Annual fees: There are annual fees associated with some business credit cards, while other cards don’t charge you every year to use them. Cards with an annual fee often have additional benefits, so you will need to decide whether those benefits are worth the additional fees.
Financial characteristics: Many business credit card issuers include account management tools. Among the features may be the ability to upload your card information into your accounting program. These features can make it easier to manage your finances.
While it might not be possible to get everything you want out of a business credit card, by researching your options carefully, you can apply for the card and card issuer that caters to the majority of your needs. needs.
What are the necessary criteria for submitting a business credit card application?
Once you’ve figured out your personal and business credit score, decided what type of card you want and which credit card issuer you want to use, it’s time to submit your application. However, to make this process easier, you want to gather all of your information in advance.

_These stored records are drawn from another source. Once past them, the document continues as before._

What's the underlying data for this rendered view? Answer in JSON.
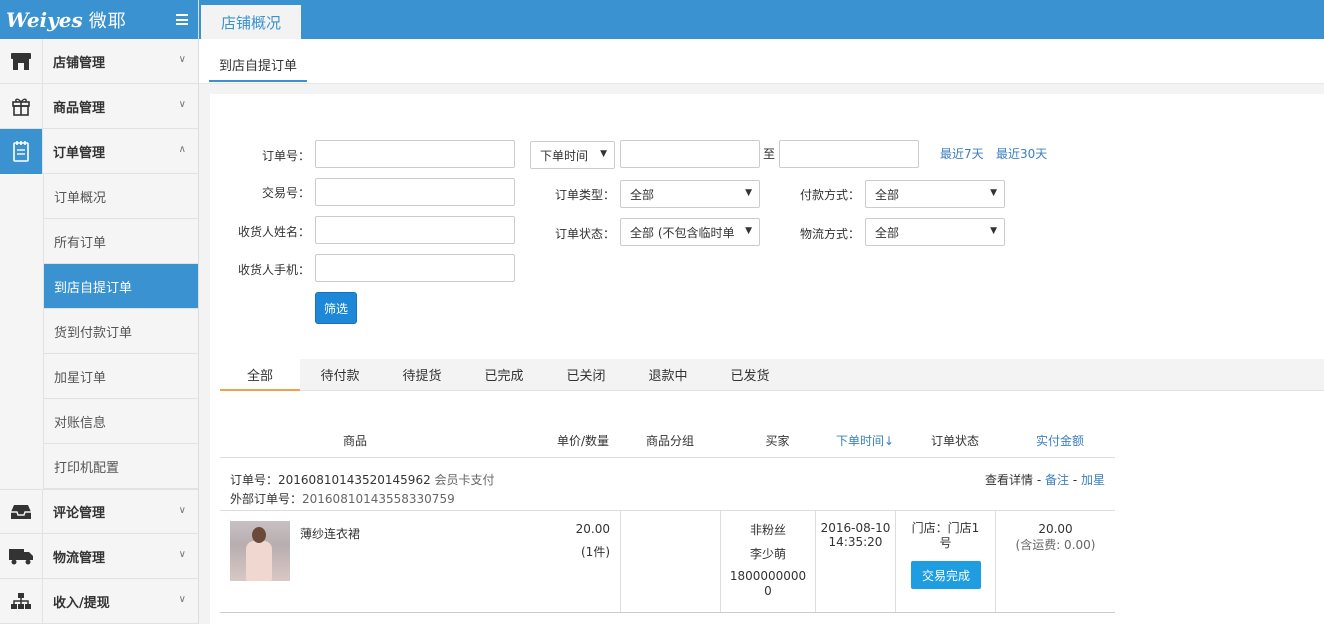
{
  "logo": {
    "brand": "Weiyes",
    "brand_cn": "微耶"
  },
  "sidebar": {
    "groups": [
      {
        "label": "店铺管理",
        "icon": "store-icon"
      },
      {
        "label": "商品管理",
        "icon": "gift-icon"
      },
      {
        "label": "订单管理",
        "icon": "notepad-icon"
      },
      {
        "label": "评论管理",
        "icon": "inbox-icon"
      },
      {
        "label": "物流管理",
        "icon": "truck-icon"
      },
      {
        "label": "收入/提现",
        "icon": "sitemap-icon"
      }
    ],
    "order_items": [
      "订单概况",
      "所有订单",
      "到店自提订单",
      "货到付款订单",
      "加星订单",
      "对账信息",
      "打印机配置"
    ]
  },
  "topbar": {
    "tab": "店铺概况"
  },
  "subheader": {
    "tab": "到店自提订单"
  },
  "filters": {
    "order_no_label": "订单号：",
    "trade_no_label": "交易号：",
    "receiver_name_label": "收货人姓名：",
    "receiver_phone_label": "收货人手机：",
    "time_select": "下单时间",
    "to": "至",
    "last7": "最近7天",
    "last30": "最近30天",
    "order_type_label": "订单类型：",
    "order_type_value": "全部",
    "order_status_label": "订单状态：",
    "order_status_value": "全部 (不包含临时单",
    "pay_method_label": "付款方式：",
    "pay_method_value": "全部",
    "logistics_label": "物流方式：",
    "logistics_value": "全部",
    "filter_button": "筛选"
  },
  "status_tabs": [
    "全部",
    "待付款",
    "待提货",
    "已完成",
    "已关闭",
    "退款中",
    "已发货"
  ],
  "table": {
    "headers": {
      "product": "商品",
      "price_qty": "单价/数量",
      "group": "商品分组",
      "buyer": "买家",
      "order_time": "下单时间↓",
      "status": "订单状态",
      "paid": "实付金额"
    },
    "order": {
      "order_no_label": "订单号：",
      "order_no": "20160810143520145962",
      "pay_type": "会员卡支付",
      "ext_no_label": "外部订单号：",
      "ext_no": "20160810143558330759",
      "view_detail": "查看详情",
      "sep": " - ",
      "note": "备注",
      "star": "加星",
      "product_name": "薄纱连衣裙",
      "price": "20.00",
      "qty": "(1件)",
      "buyer_line1": "非粉丝",
      "buyer_line2": "李少萌",
      "buyer_line3": "18000000000",
      "time_line1": "2016-08-10",
      "time_line2": "14:35:20",
      "store": "门店：门店1号",
      "status_button": "交易完成",
      "amount": "20.00",
      "shipping": "(含运费: 0.00)"
    }
  }
}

Each business credit card issuing company has its own criteria and material demands. Typical information they will want to know is:
- Company name: legal name of the company and DBA if there is one
- Professional address: physical and postal (if different)
- Business phone number
- Tax Identification Number
- Type of business: corporation, partnership, LLC, sole proprietorship
- Industry: retail, technology, manufacturing, construction, etc.
- Age: how long has the company been in existence
- Revenue: current revenue and revenue projections or expectations
- Expenses: monthly and / or annual
- Personal Credit Score: Usually looks for points of 670 or higher
- Personal guarantee: from the business manager and / or his associates to cover the debt
- Social security number, date of birth and personal income: from the person applying for the business credit card
Once you have gathered your information, you can apply for a credit card. Most card issuers have a secure online portal for the application. For some banks, you can also apply in person. It can take anywhere from a few minutes to two weeks to find out if you’ve been approved. Then, if approved, it may take up to two weeks for your card to be received.
Why do you need a business credit card?
Business credit cards make it easier to separate your business and personal expenses. They usually come with financial tools that are compatible with your accounting software, saving you time when manually processing this information.
You will have a single monthly payment to the credit card issuer instead of multiple payments to staff members. You may be able to take advantage of incentives such as cash back, points or miles.
How do I get a business credit card approved?
If your business has one, business credit card issuers can review both your personal credit score and your business credit score. As a general rule, your personal credit score should be at least 670. Card issuers will look at other factors such as the age of your business, current and projected income and business expenses, as well as your personal income. .
Which business credit card is right for you?
Like personal credit cards, there are several types of business credit cards. You can choose from cash back, points, miles, 0% introductory APR, and more. Your choice depends on your business needs and how you use the card. For example, if you travel a lot for business, you might want a card that offers miles.
Which bank should you use for a business credit card?
Each credit card issuer has different requirements and offers for their business credit cards. You will want to research what is available from several different banks. This could include large banks that serve the whole country or local regional banks in your area.
You may want to start your research with the bank that holds your business checking account.